**WHAT THE TASK REQUIRES**
Starting from the first line below, count every line holding the word "Client", then state the total alone.

**Entries from a dataset of interfaces**
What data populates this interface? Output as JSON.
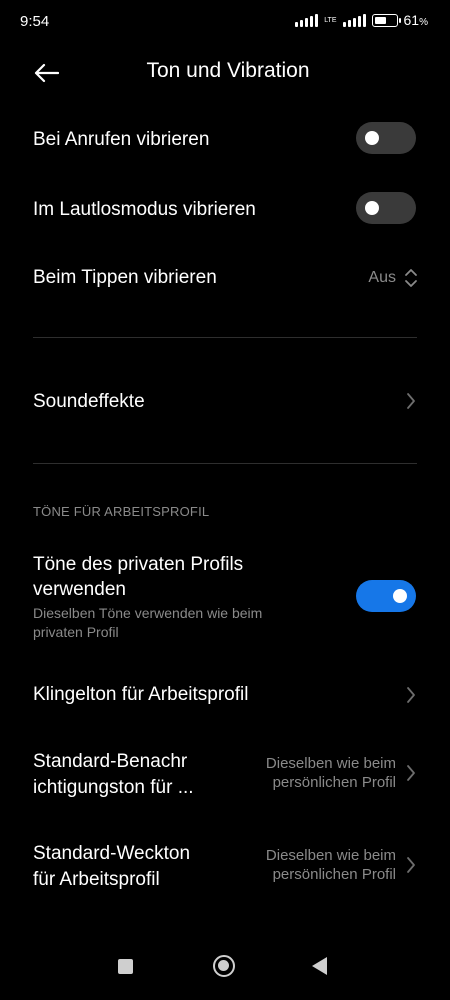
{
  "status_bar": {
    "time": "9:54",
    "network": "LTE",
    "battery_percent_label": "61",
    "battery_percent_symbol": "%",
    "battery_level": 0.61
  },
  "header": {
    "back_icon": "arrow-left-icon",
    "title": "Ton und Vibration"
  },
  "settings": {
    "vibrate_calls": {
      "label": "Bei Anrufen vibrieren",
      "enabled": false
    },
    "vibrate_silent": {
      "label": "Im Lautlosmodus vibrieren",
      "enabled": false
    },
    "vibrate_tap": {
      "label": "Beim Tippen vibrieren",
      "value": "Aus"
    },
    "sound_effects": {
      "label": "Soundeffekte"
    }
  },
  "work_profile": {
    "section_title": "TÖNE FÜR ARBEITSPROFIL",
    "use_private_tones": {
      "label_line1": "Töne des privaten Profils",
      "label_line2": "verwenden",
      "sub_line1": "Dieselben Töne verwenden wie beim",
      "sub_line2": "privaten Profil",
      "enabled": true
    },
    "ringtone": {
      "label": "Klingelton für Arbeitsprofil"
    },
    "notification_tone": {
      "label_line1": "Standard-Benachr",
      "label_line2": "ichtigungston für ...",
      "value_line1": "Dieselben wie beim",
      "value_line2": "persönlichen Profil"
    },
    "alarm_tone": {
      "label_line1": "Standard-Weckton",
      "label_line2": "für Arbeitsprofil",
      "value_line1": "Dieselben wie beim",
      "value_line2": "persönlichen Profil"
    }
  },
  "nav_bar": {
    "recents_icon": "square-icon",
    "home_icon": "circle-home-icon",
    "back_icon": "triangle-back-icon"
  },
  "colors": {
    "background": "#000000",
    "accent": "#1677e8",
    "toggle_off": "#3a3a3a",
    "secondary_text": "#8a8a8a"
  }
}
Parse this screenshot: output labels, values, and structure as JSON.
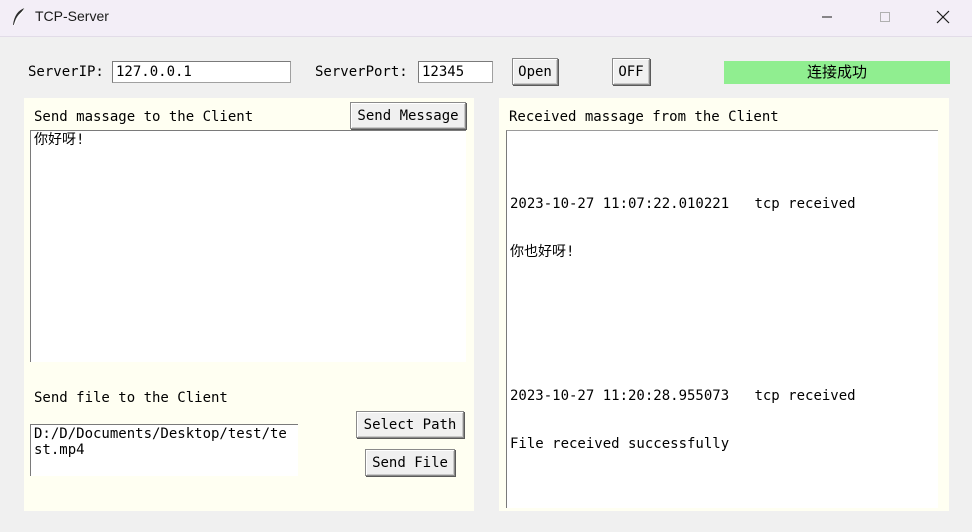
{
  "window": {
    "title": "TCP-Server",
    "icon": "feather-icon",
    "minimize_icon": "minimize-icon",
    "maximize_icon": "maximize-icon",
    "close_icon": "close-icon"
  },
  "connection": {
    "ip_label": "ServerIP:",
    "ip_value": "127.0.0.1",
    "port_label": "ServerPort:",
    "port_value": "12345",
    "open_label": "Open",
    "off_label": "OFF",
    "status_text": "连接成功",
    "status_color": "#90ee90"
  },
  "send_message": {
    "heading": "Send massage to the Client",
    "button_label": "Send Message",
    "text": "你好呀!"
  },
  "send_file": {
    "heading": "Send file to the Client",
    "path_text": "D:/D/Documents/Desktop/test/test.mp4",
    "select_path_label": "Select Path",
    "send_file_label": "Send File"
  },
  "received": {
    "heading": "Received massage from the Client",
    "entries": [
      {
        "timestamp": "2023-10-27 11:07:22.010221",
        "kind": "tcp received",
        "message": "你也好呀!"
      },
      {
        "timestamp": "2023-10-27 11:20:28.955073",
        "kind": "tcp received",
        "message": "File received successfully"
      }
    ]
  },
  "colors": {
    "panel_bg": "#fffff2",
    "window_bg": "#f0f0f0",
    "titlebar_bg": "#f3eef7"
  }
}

**SOLUTION TO THE PROBLEM**
3